His teammates knew this wasn’t just lip service. He’s stood up for people in need throughout his football career, whether it was back at Athens High when he took on rivals who were using racial taunts against his teammates or when he made his memorable Heisman speech.
It was one of the most inspirational calls to action in the history of the award. He talked about kids in economically-depressed towns of southeast Ohio and within a couple of weeks the local food pantry back home had gotten $500,000 in donations, five times its annual budget.
Realizing Burrow has a heart and moral compass as big as his arm – he threw for an NCAA-record 60 TDs last season – a trio of veteran black players with the Bengals approached him this summer and asked him to read a social justice initiative Hopkins had penned in front of the National Underground Railroad Freedom Center in Cincinnati.
All this gives credence to Boomer Esiason’s preseason hyperbole. The former Bengal great called Burrow: “The Chosen One.”
He compared it to LeBron James coming back to Ohio to lift the floundering Cleveland Cavaliers to a title.

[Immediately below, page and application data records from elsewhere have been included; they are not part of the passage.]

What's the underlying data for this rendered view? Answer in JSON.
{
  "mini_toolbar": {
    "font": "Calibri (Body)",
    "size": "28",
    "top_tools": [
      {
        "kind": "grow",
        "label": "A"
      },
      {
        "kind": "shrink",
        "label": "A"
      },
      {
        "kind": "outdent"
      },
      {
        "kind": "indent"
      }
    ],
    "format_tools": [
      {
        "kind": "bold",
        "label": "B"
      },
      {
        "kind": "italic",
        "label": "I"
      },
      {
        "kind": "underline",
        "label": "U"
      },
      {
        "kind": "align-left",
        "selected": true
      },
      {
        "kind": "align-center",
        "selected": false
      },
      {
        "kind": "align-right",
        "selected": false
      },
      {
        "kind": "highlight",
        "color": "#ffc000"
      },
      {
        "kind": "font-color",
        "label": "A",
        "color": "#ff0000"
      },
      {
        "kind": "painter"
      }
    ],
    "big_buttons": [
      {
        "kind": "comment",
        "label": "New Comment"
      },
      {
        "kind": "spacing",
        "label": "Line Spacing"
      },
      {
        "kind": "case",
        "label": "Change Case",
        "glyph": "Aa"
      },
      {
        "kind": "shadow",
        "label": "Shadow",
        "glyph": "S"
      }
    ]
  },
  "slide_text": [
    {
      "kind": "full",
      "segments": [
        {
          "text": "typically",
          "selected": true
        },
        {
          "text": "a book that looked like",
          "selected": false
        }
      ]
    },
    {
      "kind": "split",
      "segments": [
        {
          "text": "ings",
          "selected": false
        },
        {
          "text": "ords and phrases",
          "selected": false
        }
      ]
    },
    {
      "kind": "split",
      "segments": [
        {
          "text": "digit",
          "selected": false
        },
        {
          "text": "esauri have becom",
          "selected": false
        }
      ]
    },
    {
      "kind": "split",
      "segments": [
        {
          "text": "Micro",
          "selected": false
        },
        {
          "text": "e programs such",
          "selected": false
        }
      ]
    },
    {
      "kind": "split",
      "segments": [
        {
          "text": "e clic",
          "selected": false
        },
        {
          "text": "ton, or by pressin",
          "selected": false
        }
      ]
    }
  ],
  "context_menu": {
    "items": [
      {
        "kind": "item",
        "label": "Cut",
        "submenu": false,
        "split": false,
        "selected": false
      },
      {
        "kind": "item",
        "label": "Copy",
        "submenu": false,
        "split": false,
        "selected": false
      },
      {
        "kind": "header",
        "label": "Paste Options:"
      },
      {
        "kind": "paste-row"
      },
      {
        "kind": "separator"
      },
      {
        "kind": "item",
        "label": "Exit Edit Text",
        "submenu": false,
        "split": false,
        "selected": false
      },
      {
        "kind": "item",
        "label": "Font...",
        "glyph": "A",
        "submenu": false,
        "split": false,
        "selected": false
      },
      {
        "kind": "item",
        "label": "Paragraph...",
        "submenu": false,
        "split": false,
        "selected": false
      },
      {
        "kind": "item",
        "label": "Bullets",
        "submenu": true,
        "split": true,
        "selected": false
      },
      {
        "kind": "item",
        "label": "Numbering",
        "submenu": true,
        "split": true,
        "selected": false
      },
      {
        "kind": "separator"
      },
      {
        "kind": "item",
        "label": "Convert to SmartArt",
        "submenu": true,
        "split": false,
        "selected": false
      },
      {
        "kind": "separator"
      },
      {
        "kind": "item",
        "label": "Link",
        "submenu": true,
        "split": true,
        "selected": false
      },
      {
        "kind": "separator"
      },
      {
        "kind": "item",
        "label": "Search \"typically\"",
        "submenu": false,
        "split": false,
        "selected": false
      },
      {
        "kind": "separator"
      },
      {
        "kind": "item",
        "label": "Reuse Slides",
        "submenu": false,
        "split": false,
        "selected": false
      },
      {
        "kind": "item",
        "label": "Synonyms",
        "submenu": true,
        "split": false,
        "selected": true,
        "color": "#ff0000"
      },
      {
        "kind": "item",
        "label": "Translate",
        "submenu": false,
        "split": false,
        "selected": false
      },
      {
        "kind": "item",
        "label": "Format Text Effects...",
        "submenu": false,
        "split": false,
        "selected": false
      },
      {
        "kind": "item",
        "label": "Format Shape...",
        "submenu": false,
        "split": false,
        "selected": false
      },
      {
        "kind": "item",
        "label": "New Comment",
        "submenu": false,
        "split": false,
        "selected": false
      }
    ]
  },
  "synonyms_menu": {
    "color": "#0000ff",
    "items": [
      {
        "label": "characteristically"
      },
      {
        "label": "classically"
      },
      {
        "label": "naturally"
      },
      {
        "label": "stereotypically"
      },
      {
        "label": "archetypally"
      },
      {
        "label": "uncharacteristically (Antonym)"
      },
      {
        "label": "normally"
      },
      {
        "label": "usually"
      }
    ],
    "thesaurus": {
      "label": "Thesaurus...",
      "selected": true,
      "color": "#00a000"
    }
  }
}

At Athens High, Burrow led a team that hadn’t been to the playoffs since 1990 to the state title game. At LSU he helped transform an often dull offense into a high powered attack that produced a 15-0 season.
While the Bengals will have to address some issues – from the porous offensive line to coach Zac Taylor’s sometimes questionable clock management and play calling – there is promise in Cincinnati.
A lot of it has to do with Burrow.
“We’ve got a special one in Joe,” Green said.
And that brings us back to that game ball.
Wherever it ends up, it should be in a place where there is plenty of empty space next to it.
Soon there will be more game balls.